Do you remember your dreams? Have you had dreams of flying or falling, exploring a castle with winding staircases, being chased by a large animal, your teeth falling out? All these are fairly common dreams. Do you wonder what they could mean, or if they mean anything? What difference could it make in your life if you understood their meaning. Let us help you discover the answers to these questions and open a whole inner world.
Many people think they don’t dream because they don’t remember their dreams.
When asked, “Do you remember your dreams?” The friend I was talking to responded quickly, “Oh no, I don’t want to. They’re too crazy and scary when I do remember them.” Many people disregard dreams as unimportant and meaningless. They are like Scrooge in Charles Dickens’, “A Christmas Carol”, who quipped, “more gravy than grave”, upon remembering a ghostly dream; just chalking it up to nothing more than something he ate.

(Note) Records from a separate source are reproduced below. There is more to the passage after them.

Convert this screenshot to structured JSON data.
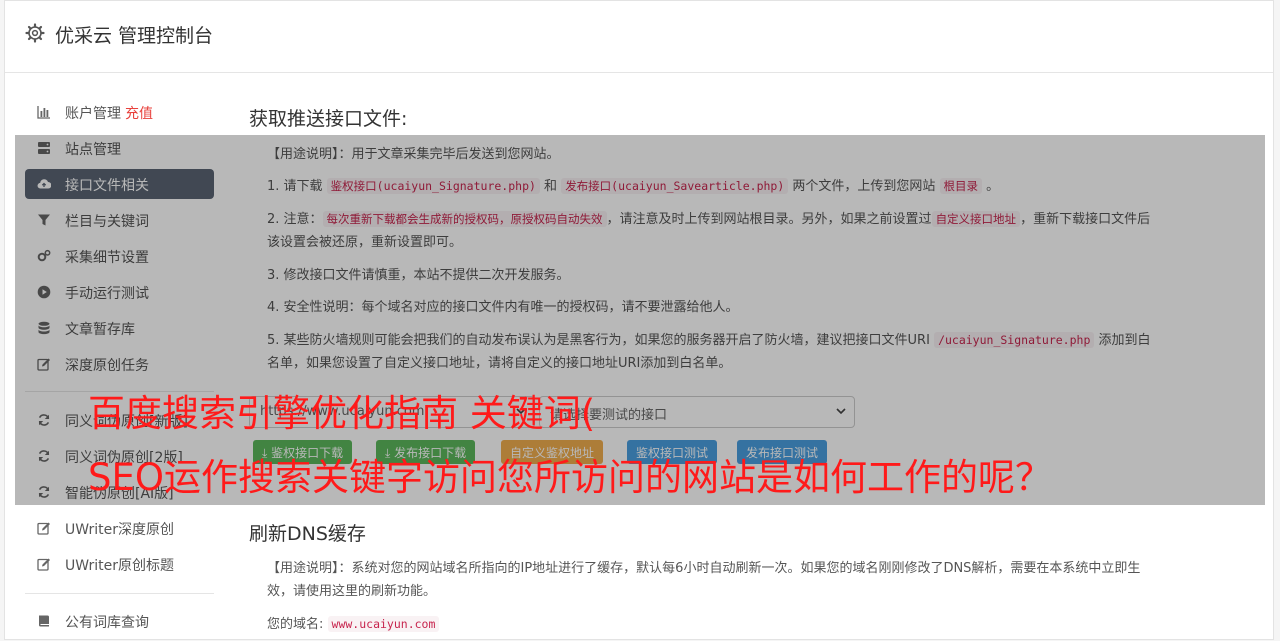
{
  "header": {
    "title": "优采云 管理控制台"
  },
  "sidebar": {
    "items": [
      {
        "label": "账户管理",
        "extra": "充值",
        "icon": "bar-chart-icon"
      },
      {
        "label": "站点管理",
        "icon": "server-icon"
      },
      {
        "label": "接口文件相关",
        "icon": "cloud-upload-icon",
        "active": true
      },
      {
        "label": "栏目与关键词",
        "icon": "filter-icon"
      },
      {
        "label": "采集细节设置",
        "icon": "gears-icon"
      },
      {
        "label": "手动运行测试",
        "icon": "play-circle-icon"
      },
      {
        "label": "文章暂存库",
        "icon": "database-icon"
      },
      {
        "label": "深度原创任务",
        "icon": "edit-icon"
      },
      {
        "label": "同义词伪原创[新版]",
        "icon": "refresh-icon"
      },
      {
        "label": "同义词伪原创[2版]",
        "icon": "refresh-icon"
      },
      {
        "label": "智能伪原创[AI版]",
        "icon": "refresh-icon"
      },
      {
        "label": "UWriter深度原创",
        "icon": "edit-icon"
      },
      {
        "label": "UWriter原创标题",
        "icon": "edit-icon"
      },
      {
        "label": "公有词库查询",
        "icon": "book-icon"
      }
    ]
  },
  "section1": {
    "title": "获取推送接口文件:",
    "usage": "【用途说明】：用于文章采集完毕后发送到您网站。",
    "step1": {
      "prefix": "1. 请下载 ",
      "code1": "鉴权接口(ucaiyun_Signature.php)",
      "mid": " 和 ",
      "code2": "发布接口(ucaiyun_Savearticle.php)",
      "mid2": " 两个文件，上传到您网站 ",
      "code3": "根目录",
      "suffix": " 。"
    },
    "step2": {
      "prefix": "2. 注意：",
      "code1": "每次重新下载都会生成新的授权码，原授权码自动失效",
      "mid": "，请注意及时上传到网站根目录。另外，如果之前设置过",
      "code2": "自定义接口地址",
      "suffix": "，重新下载接口文件后该设置会被还原，重新设置即可。"
    },
    "step3": "3. 修改接口文件请慎重，本站不提供二次开发服务。",
    "step4": "4. 安全性说明：每个域名对应的接口文件内有唯一的授权码，请不要泄露给他人。",
    "step5": {
      "prefix": "5. 某些防火墙规则可能会把我们的自动发布误认为是黑客行为，如果您的服务器开启了防火墙，建议把接口文件URI ",
      "code1": "/ucaiyun_Signature.php",
      "suffix": " 添加到白名单，如果您设置了自定义接口地址，请将自定义的接口地址URI添加到白名单。"
    },
    "site_select": "https://www.ucaiyun.com",
    "type_select": "请选择要测试的接口",
    "buttons": {
      "download_auth": "鉴权接口下载",
      "download_publish": "发布接口下载",
      "custom_auth": "自定义鉴权地址",
      "test_auth": "鉴权接口测试",
      "test_publish": "发布接口测试"
    }
  },
  "section2": {
    "title": "刷新DNS缓存",
    "usage": "【用途说明】：系统对您的网站域名所指向的IP地址进行了缓存，默认每6小时自动刷新一次。如果您的域名刚刚修改了DNS解析，需要在本系统中立即生效，请使用这里的刷新功能。",
    "domain_label": "您的域名:",
    "domain_value": "www.ucaiyun.com"
  },
  "overlay": {
    "line1": "百度搜索引擎优化指南 关键词(",
    "line2": "SEO运作搜索关键字访问您所访问的网站是如何工作的呢？"
  },
  "colors": {
    "accent_red": "#ff1a1a",
    "active_nav": "#5b6574",
    "code_red": "#c7254e"
  }
}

“Do not dwell in the past, do not dream of the future, concentrate the mind on the present moment.”– BUDDHA
Actually our nighttime dreams are very important messages from our sub-conscious inner self. Dreams can give us valuable guidance, help to solve a problem, inspire, or comfort. There are recorded examples of famous artists, scientists, inventors and leaders who were guided to great discoveries through their dreams. There are many great works of art, scientific discoveries and inventions that have enriched our lives, which would not have been made if the artists and discoverers had not remembered their dreams. However, even what you may consider the most mundane or trivial dream can help you understand what happened in your experience yesterday or answer questions and give insight.
It is of vital importance to know how to interpret the message of your dream. The language we dream in is a picture-symbol language. When we know what the images we see mean it is like learning a new language. Suddenly those crazy dreams have meaning. An intuitive person can usually discern some meaning by realizing that everything in the dream is about the dreamer. The persons you see in your dreams are really some part of yourself, not actually that person.
At the School of Metaphysics one of the first and most important things we teach is dream interpretation. The first night of class I was instructed to get a dream journal and keep it by my bedside with a pen. The practice is to write in it every morning upon awakening. Even if I don’t remember a dream, I write the first thoughts I have upon awakening. After doing this for a while I began to understand myself better through the messages my dreams were giving me.
One of the first things we learn is that we always dream.
If you are asleep, you are dreaming, but there are many reasons why we don’t always remember them. Sometimes we experience a ‘drought’ in our dream recall. Even those of us who value remembering dreams very highly can go through periods of not remembering. During one of those times I collected many suggestions from teachers and classmates at the School of Metaphysics. I am happy to share the list of suggestions I gathered for anyone who wants to enrich self-understanding.
- Value your dreams; have a desire and expect to remember them.
- Envision yourself remembering dreams. See yourself sharing them with friends.
- Have a dream journal and pen at hand. Write in it as soon as you wake.
- Affirm, “I remember my dreams”, many times a day.
- Learn and practice dream interpretation.
- Awaken slowly.
- Set an alarm for 90 minutes after going to sleep.
- Do not eat before going to bed.
- Take B vitamins, especially B12.
- Think in pictures.
- Be persistent.
Some of these may not make sense or you may find that you would like further help. You can learn more about dream interpretation by going to our website, We also have many books on dream interpretation which you may order from our site.